First, nutrition is still important. Even though you can eat whatever you want without increasing your waistline, it doesn’t mean that unhealthy food options are any better for your body. I remember reading about autopsies being done on young American soldiers who had died in Iraq. Their veins looked like they belonged in 60-year-old cardiac arrest patients. In other words, nourish your body with healthy choices.
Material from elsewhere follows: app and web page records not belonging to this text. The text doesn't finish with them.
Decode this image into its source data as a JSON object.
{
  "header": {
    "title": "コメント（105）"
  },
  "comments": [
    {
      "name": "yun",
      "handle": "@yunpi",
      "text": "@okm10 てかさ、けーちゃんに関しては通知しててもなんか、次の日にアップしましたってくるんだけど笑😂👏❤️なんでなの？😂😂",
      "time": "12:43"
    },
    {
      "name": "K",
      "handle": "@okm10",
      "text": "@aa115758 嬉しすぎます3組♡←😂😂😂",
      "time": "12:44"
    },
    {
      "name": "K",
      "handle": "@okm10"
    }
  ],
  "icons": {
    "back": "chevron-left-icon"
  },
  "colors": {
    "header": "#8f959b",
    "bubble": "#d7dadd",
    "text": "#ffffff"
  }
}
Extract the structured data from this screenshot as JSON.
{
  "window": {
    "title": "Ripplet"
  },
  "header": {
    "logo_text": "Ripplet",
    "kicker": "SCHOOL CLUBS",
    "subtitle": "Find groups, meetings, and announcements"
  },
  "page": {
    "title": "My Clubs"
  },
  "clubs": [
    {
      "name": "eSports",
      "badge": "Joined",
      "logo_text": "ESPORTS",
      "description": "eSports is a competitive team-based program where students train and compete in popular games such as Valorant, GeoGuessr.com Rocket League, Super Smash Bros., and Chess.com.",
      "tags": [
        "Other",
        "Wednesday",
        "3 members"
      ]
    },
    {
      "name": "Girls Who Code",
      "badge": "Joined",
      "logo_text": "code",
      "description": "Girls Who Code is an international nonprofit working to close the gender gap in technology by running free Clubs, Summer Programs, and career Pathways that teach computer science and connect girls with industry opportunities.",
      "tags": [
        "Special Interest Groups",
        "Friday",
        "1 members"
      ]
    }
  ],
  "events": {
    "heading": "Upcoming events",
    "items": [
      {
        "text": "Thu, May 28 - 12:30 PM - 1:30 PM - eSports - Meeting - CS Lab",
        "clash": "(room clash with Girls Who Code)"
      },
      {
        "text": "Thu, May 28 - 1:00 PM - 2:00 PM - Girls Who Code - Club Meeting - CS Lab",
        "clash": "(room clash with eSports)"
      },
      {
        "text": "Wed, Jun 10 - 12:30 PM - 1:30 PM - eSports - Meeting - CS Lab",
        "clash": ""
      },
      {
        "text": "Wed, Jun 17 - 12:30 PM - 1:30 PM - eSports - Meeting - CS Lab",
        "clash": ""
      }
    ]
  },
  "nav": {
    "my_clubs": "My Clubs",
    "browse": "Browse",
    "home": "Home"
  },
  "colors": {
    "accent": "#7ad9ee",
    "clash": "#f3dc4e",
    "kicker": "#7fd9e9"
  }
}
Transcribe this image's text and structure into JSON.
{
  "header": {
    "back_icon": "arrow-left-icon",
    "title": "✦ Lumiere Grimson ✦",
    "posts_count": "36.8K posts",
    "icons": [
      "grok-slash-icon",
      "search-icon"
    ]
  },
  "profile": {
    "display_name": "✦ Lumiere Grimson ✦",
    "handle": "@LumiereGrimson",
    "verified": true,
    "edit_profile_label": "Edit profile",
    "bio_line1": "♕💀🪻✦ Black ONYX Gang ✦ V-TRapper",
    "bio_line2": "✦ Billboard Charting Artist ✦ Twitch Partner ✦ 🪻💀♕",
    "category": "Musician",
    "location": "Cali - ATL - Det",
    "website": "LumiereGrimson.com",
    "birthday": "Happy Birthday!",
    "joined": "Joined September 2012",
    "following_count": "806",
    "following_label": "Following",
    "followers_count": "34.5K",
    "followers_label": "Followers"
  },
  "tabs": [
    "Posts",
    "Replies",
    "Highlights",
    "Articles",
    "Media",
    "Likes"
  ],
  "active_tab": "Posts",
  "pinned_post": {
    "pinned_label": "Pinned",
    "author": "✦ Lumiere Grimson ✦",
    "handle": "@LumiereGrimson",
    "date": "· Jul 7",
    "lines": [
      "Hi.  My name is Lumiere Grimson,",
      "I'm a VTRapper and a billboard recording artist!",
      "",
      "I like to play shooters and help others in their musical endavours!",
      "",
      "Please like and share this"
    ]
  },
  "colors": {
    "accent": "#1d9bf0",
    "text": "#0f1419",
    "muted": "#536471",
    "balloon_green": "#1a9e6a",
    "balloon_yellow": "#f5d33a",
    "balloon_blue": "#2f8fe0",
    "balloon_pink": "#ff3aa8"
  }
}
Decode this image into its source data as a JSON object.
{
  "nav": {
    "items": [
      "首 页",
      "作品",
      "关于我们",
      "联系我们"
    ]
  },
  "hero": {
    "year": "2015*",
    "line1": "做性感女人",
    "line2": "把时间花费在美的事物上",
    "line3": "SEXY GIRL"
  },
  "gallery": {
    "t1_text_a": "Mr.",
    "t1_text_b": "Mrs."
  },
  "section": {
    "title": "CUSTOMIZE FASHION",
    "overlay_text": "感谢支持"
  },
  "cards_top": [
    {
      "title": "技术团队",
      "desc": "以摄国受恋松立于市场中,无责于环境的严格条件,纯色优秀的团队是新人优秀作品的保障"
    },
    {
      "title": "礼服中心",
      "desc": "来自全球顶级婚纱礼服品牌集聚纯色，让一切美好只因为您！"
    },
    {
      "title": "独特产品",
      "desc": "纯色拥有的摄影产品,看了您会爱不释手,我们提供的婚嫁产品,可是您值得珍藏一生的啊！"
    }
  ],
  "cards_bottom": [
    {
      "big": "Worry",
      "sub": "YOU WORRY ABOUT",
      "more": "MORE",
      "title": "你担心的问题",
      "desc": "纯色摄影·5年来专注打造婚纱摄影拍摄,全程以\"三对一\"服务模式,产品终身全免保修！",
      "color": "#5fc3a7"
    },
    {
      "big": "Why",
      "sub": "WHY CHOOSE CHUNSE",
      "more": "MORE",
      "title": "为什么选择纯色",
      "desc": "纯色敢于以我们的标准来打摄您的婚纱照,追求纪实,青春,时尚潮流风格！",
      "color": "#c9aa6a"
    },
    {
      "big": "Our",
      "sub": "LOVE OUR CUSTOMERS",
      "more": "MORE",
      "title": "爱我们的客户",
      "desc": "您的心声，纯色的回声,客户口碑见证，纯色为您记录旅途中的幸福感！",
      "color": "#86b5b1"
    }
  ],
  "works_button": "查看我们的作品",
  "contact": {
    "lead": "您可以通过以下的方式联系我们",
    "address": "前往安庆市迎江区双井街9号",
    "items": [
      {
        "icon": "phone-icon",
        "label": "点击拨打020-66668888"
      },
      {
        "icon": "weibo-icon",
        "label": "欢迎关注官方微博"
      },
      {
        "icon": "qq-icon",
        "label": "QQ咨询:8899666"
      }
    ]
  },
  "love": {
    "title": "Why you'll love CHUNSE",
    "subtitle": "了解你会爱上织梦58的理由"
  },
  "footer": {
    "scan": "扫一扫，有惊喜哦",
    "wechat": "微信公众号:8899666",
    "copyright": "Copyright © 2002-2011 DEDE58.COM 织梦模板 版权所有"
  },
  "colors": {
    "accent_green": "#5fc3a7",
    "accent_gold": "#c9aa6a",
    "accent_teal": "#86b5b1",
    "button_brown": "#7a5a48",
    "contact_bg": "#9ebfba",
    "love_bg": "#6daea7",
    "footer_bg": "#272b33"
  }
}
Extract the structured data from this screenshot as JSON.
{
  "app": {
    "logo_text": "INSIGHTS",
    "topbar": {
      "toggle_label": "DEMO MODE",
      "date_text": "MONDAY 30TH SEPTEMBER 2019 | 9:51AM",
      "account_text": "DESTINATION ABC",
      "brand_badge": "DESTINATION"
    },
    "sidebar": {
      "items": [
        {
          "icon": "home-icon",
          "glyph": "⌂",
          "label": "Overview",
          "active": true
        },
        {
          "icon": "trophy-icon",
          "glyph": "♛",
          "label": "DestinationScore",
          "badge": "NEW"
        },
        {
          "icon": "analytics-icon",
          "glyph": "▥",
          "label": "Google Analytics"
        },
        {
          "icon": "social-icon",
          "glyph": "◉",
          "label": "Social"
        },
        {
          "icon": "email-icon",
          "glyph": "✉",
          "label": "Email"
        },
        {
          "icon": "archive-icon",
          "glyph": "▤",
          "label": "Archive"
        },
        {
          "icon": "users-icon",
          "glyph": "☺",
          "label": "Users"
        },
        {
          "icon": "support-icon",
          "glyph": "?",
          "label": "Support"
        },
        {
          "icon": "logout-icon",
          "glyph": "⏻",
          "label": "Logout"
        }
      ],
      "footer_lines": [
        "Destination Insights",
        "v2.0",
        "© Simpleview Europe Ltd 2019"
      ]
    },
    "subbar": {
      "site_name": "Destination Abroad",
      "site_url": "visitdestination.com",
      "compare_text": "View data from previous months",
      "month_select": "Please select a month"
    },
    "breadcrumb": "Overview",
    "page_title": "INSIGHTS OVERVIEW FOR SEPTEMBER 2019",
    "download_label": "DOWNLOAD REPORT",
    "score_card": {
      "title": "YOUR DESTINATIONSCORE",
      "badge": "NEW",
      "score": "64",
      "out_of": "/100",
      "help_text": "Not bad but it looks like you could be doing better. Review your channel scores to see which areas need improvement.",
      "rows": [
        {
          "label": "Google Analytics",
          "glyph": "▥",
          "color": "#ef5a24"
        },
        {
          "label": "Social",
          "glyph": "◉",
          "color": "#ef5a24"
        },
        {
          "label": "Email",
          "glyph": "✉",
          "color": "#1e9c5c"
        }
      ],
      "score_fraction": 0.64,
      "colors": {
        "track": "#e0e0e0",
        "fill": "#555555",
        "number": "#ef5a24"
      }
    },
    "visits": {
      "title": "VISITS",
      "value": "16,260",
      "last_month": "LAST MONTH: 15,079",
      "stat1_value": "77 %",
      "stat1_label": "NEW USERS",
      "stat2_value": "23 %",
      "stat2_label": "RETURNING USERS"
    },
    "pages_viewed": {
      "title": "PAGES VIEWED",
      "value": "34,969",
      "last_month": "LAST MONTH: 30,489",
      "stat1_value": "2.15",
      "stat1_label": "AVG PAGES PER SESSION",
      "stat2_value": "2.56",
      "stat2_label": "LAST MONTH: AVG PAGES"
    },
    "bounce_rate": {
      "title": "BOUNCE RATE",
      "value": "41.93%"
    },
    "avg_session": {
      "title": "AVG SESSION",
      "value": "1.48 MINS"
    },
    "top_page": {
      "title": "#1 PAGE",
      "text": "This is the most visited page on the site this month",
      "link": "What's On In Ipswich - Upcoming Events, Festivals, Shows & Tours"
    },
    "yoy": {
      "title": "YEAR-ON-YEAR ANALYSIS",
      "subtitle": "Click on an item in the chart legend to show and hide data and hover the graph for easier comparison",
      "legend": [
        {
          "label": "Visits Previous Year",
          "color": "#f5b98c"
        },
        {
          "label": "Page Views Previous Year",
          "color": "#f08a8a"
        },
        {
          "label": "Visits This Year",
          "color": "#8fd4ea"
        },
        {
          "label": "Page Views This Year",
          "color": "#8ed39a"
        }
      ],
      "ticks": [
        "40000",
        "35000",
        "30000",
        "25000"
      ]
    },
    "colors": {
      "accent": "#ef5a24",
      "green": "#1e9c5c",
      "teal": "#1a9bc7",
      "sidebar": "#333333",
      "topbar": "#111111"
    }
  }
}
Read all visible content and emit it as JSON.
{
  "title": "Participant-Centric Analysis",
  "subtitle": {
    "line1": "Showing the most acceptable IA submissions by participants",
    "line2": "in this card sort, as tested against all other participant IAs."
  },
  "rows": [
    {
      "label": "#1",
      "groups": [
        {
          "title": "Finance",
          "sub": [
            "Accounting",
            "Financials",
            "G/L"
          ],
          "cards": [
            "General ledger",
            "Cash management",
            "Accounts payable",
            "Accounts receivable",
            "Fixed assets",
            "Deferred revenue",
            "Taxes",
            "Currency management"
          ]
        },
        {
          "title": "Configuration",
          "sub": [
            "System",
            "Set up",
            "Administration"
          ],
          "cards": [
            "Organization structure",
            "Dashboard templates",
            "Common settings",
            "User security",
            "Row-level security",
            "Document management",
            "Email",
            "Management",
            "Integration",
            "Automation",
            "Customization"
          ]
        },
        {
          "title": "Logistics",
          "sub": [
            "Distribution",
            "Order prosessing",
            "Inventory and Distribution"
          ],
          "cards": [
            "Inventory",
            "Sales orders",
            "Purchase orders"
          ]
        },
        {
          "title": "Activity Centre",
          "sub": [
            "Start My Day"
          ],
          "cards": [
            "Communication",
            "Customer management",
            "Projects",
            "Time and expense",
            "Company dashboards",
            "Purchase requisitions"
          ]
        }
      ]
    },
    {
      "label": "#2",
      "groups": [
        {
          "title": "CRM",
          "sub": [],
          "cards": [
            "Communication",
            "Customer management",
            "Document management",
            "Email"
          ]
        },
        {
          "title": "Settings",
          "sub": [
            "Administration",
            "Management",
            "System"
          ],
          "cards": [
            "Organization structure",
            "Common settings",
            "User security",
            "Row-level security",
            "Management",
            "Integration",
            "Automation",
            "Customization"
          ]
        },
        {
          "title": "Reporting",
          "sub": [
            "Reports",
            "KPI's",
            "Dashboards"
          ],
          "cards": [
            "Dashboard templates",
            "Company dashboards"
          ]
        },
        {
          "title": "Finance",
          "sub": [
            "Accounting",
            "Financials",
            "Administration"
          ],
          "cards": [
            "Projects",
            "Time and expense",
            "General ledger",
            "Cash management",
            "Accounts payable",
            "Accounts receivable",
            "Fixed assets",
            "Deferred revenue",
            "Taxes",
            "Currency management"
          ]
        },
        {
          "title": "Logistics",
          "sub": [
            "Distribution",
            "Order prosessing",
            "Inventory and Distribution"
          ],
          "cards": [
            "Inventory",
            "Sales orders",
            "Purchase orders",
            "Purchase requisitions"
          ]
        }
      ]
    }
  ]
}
Second, it’s important to be realistic. If your nickname is “String Bean,” or “Tommy the Twink,” then you probably don’t have the genes to look like the Hulk. All of us are given different body types, and so it’s important to create expectations within the boundaries of what is possible. Instead of comparing ourselves to other people at the gym (who have a totally different set of genes) compare yourself to… yourself. You certainly can add bulk, but it will be to a different degree. It will be bulky for you, and that’s what matters.

Beyond paying special attention to your nutrition and being realistic, the recommendations for building bulk are the same for you as anyone else. You’ll need to:

  1. Lift weights. If you want to get creative, try P90X for a serious workout.
  2. Target a low number of repetitions (4-8 or 10 at most).
  3. Be fully fatigued on your last rep.
  4. Keep pushing yourself to progress to heavier levels of resistance or weights.
  5. Fuel your body with enough calories.
  6. Consume the right amount of protein.
  7. Don’t overtrain – get rest!
  8. Continue with moderate cardio. Don’t worry, it won’t burn off your muscle.

So the truth is, with a little effort and dedication, you’ll certainly be able to add some muscle to your frame. You might not look like Popeye, but you will see some fantastic results.

Hope that helps!

Love,
Davey

Ask Davey: Am I Too Young to Lift Weights?

Hey Davey,

I’ve been working out for about a month now, and have been losing quite a bit of weight, mostly inspired by you and the blog. I’m 17, and my parents keep going on about strength training and how I’m too young to do any strength training, but they can’t seem to tell me why its bad for someone of my age. I’ve been doing a bit anyway, with fairly light weights, but I’d like to go onto bigger ones. Is there any truth to being to young? If so, when can I start?

From,
Anonymous

Dear Anonymous,

If you put yourself in your parents’ shoes, it’s easy to understand their concern. They probably want to know your motivations. They may worry that you are insecure with your appearance. Or that you are being picked on at school. Or even that you’re giving in to peer pressure. From their perspective, they may be concerned about an underlying problem, and so it’s best for you to be open and honest about why you’re interested in lifting weights. Communicate with your parents.

Moreover, like most people, your parents probably don’t fully understand strength training or any possible risks.

The truth is, strength training is perfectly healthy for young people, and it provides a number of great benefits such as:

  • Increased strength
  • Improved endurance
  • Faster metabolism
  • Promotes healthy body weight
  • Stronger bones
  • Improved self-esteem
  • Healthier cholesterol levels and blood pressure

Much of the concern about weight lifting in younger populations surrounds the myth that strength training stunts growth. The myth is rooted in some truth: If proper form isn’t maintained and/or the youth is engaged in excessive lifting, growth plates could be damaged. To ensure safer lifting, pay special attention to your form and don’t overly exert yourself.

Strength training is safe for young people, even much younger than yourself. And it’s certainly much safer than almost any other sport that your high school might offer. But you don’t have to take my word for it: The Mayo Clinic, The National Strength and Conditioning Association and American Academy of Pediatrics all recommend strength training in children for the above reasons.

It’s always wise to consult a physician, whether you’re an adult or child, before starting a new fitness routine. And with younger populations, supervision is recommended and heavy bodybuilding or power-lifting should generally be avoided until certain developmental criteria are met.

Hope that helps!

Love,
Davey